+++ Data extract +++
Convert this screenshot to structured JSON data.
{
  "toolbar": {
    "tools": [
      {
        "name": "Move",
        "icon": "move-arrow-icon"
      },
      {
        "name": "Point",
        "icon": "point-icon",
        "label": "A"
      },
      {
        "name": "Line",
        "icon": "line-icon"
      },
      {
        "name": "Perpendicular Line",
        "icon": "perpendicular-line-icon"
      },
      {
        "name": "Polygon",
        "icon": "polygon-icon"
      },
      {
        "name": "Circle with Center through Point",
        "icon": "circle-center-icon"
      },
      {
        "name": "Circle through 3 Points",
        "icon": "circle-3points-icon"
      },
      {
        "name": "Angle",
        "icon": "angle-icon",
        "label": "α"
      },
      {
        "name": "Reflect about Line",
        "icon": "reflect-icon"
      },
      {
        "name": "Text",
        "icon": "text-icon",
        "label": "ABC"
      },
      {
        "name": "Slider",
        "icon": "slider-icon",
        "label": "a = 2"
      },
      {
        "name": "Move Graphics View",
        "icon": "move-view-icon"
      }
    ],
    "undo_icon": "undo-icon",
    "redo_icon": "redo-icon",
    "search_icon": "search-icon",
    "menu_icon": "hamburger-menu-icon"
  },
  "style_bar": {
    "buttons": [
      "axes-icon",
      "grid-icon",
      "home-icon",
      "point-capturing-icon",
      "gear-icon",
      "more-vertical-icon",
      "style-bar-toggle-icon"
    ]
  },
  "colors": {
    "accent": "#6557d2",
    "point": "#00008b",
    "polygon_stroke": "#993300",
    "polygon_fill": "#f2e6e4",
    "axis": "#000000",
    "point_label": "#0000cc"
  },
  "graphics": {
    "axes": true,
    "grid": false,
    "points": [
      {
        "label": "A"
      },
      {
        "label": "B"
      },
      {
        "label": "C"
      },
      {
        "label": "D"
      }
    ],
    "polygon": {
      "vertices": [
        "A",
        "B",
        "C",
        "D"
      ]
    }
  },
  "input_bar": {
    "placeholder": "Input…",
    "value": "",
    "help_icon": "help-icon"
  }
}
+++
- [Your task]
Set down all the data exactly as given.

- [The answer]
Convert this screenshot to structured JSON data.
{
  "toolbar": {
    "tools": [
      {
        "name": "Move",
        "icon": "move-arrow-icon"
      },
      {
        "name": "Point",
        "icon": "point-icon",
        "label": "A"
      },
      {
        "name": "Line",
        "icon": "line-icon"
      },
      {
        "name": "Perpendicular Line",
        "icon": "perpendicular-line-icon"
      },
      {
        "name": "Polygon",
        "icon": "polygon-icon"
      },
      {
        "name": "Circle with Center through Point",
        "icon": "circle-center-icon"
      },
      {
        "name": "Circle through 3 Points",
        "icon": "circle-3points-icon"
      },
      {
        "name": "Angle",
        "icon": "angle-icon",
        "label": "α"
      },
      {
        "name": "Reflect about Line",
        "icon": "reflect-icon"
      },
      {
        "name": "Text",
        "icon": "text-icon",
        "label": "ABC"
      },
      {
        "name": "Slider",
        "icon": "slider-icon",
        "label": "a = 2"
      },
      {
        "name": "Move Graphics View",
        "icon": "move-view-icon"
      }
    ],
    "undo_icon": "undo-icon",
    "redo_icon": "redo-icon",
    "search_icon": "search-icon",
    "menu_icon": "hamburger-menu-icon"
  },
  "style_bar": {
    "buttons": [
      "axes-icon",
      "grid-icon",
      "home-icon",
      "point-capturing-icon",
      "gear-icon",
      "more-vertical-icon",
      "style-bar-toggle-icon"
    ]
  },
  "colors": {
    "accent": "#6557d2",
    "point": "#00008b",
    "polygon_stroke": "#993300",
    "polygon_fill": "#f2e6e4",
    "axis": "#000000",
    "point_label": "#0000cc"
  },
  "graphics": {
    "axes": true,
    "grid": false,
    "points": [
      {
        "label": "A"
      },
      {
        "label": "B"
      },
      {
        "label": "C"
      },
      {
        "label": "D"
      }
    ],
    "polygon": {
      "vertices": [
        "A",
        "B",
        "C",
        "D"
      ]
    }
  },
  "input_bar": {
    "placeholder": "Input…",
    "value": "",
    "help_icon": "help-icon"
  }
}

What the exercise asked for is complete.